  1. My military travels exposed me to various farming operations around the world with the more advance ones utilizing multiple renewable energy programs.  Kentucky farms can be the shining example of sustainable energy for farmers between; wind, solar, methane gas and other renewable energy sources with the continued support of TVA and a little out of the box thinking.  

  2. Imagine the load off the grid, if every farm had one windmill, all major rooftops covered with solar, tied into hybrid energy efficiency high tunnel/greenhouses (medical marijuana production).  I plan to engage the major players in power generation in expansion of renewable energy related to a small farmer’s grid.

Question 5: 

Given that many Kentuckians face challenges in accessing fresh foods, a number of programs exist in Kentucky to support food access for low-income communities, like Kentucky Double Dollars and the WIC and Senior Farmers Market Nutrition Programs. As Commission of Agriculture, how would you support these and similar programs to help Kentucky’s small farms provide healthy and affordable products to more Kentuckians? What role will you play in addressing the many food deserts across Kentucky?

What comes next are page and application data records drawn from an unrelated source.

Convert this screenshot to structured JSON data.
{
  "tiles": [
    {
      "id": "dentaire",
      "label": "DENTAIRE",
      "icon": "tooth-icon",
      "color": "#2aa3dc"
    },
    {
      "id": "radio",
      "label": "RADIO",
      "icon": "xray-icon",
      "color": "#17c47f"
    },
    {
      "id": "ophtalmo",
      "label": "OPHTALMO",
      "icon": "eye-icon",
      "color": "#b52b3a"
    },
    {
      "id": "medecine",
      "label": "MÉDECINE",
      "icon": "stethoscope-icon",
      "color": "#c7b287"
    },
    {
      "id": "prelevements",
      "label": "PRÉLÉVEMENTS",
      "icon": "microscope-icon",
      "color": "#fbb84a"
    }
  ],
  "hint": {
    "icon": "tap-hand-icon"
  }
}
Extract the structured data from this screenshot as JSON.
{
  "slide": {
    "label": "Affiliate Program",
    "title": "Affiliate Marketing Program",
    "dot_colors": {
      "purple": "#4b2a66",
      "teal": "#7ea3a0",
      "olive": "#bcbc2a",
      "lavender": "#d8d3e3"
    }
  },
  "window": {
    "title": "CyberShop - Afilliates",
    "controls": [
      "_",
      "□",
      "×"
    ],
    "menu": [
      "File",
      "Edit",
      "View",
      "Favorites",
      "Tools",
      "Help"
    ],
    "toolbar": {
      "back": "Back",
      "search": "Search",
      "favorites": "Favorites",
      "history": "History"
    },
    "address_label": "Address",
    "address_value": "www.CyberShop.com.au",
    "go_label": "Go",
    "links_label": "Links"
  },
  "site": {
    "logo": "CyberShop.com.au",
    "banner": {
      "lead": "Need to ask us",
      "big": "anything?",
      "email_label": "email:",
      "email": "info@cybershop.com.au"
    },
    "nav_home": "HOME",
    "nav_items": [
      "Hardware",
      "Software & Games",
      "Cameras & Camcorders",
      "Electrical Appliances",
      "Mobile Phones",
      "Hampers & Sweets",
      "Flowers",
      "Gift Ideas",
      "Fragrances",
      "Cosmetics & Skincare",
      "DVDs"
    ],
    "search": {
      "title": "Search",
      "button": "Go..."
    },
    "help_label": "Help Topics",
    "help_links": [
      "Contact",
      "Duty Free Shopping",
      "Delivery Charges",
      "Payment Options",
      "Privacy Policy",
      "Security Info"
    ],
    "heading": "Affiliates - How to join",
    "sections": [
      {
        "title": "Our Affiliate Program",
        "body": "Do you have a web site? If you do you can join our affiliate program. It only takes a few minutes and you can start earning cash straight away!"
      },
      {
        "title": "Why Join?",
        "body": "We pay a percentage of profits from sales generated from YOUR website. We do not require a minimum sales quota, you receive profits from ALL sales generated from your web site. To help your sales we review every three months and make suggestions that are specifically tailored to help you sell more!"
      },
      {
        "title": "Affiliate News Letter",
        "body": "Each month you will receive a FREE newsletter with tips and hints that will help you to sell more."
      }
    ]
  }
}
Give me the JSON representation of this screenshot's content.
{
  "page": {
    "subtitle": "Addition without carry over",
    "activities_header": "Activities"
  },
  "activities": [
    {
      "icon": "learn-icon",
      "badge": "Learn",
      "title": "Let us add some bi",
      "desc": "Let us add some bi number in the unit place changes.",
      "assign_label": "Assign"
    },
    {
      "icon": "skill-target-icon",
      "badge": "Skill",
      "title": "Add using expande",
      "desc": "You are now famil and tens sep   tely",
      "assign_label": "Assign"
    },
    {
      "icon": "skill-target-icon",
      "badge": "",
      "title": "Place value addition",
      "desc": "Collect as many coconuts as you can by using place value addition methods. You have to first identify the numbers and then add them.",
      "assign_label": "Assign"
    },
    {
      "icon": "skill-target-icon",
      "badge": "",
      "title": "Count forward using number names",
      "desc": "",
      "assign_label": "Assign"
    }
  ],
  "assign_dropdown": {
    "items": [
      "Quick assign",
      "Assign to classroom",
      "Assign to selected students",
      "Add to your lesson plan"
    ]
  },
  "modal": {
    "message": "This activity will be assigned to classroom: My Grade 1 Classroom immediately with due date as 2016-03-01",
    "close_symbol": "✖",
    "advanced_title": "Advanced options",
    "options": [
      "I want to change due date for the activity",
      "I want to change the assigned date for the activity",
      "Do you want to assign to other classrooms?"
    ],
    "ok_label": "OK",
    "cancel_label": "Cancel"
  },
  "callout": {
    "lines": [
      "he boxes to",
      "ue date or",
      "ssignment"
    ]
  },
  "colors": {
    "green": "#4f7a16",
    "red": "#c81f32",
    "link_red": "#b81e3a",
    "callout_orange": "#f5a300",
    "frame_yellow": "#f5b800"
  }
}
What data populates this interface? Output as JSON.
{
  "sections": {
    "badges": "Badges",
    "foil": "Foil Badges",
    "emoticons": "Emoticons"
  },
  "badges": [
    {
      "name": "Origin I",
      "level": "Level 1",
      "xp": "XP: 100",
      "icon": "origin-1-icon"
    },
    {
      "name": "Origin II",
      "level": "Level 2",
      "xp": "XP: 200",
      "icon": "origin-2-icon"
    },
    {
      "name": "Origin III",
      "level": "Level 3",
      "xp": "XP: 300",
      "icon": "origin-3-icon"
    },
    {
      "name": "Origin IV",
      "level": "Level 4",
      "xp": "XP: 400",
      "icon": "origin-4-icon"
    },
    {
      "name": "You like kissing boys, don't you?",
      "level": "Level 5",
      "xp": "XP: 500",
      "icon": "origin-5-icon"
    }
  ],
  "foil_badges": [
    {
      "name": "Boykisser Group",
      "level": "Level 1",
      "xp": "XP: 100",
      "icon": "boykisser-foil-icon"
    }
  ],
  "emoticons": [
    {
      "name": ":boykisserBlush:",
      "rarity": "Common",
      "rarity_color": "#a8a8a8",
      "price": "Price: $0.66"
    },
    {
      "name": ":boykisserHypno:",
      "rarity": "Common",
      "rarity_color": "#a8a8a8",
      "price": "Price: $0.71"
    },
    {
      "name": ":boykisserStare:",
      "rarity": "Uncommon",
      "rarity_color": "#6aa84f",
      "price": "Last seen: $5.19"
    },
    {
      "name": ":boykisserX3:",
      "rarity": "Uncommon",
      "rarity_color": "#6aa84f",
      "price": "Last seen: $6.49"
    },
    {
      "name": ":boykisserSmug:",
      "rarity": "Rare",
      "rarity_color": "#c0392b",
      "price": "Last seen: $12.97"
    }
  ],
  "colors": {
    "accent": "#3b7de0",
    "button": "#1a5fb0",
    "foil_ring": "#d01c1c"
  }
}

I grew up in a low-income family that benefited from similar commodity programs and we always had a small garden to provide fresh produce.  As a vender in the Sustainable Glasgow award winning “Bounty of the Barrens Farmers Market”, I have directly seen how all of the new programs you mentioned have had an effect on both sides of the table, healthy products to buyers and additional income to vendors.  

I would continue to support these programs.  First let’s recognize that just about every farm has a small garden which in most cases produces more than that family can eat and in a lot of cases goes to waste.   Secondly, this and future generations are less likely to utilize fresh produce due to the direction our society has taken on convenience.  I once attempted to address the food deserts issue with a company called F2CC Inc to provide fresh produce to urban deserts.  I worked with U of L, KSU, United Way and other entities for several years in this effort.  The diversified agribusiness flowchart I would like to implement would have what was missing in earlier attempts, high level state support.

Question 6: 

The legalization of industrial hemp offers new opportunities to Kentucky family farmers. What other opportunities will you seek out to make farming more sustainable and how will you advance these opportunities equitably and sustainably? Do you support  the legalization of medical marijuana as one such opportunity for small farms?

  1. I wrote an opinion ad that was published across the state called “Hemp and Medical Marijuana, A Kentucky Farmers Lifeline” which is the basis for the platform I am running on.  In that article I talk about what both hemp and medical marijuana can do for this state and some avenues that would provide both equitably and sustainability.  

  2. I would implement a quota system similar to the old tobacco quota program.  We don’t want to be like some states where production and therefore use has gotten out of control.  The dollars generated by the controlled diversification of both of these items just like tobacco was, would be the lifeline that saves not only KY farmers but small communities and cities across the state as well.  

  3. Yes, I 100% support the legalization of medical marijuana.  The two crops could be the cornerstones for the expansion or formation of other agribusinesses which could propel us into the future.

Question 7: 

As Commissioner of Agriculture, how will you support small farmers impacted by structural changes in Kentucky’s agriculture and energy economies?

Diversification is the key to equity, profitability and sustainability moving forward.  At one point tobacco production and the income it generated was that key.  An established quota system for hemp/medical marijuana has the potential to be that lifeline and a foundation pillar for saving our farms by the income they could provide.  I would also like another look at the disbursement of Kentucky’s Tobacco Settlement Money (+$120 M) to see where it can be further used to address the structural changes in farm economies.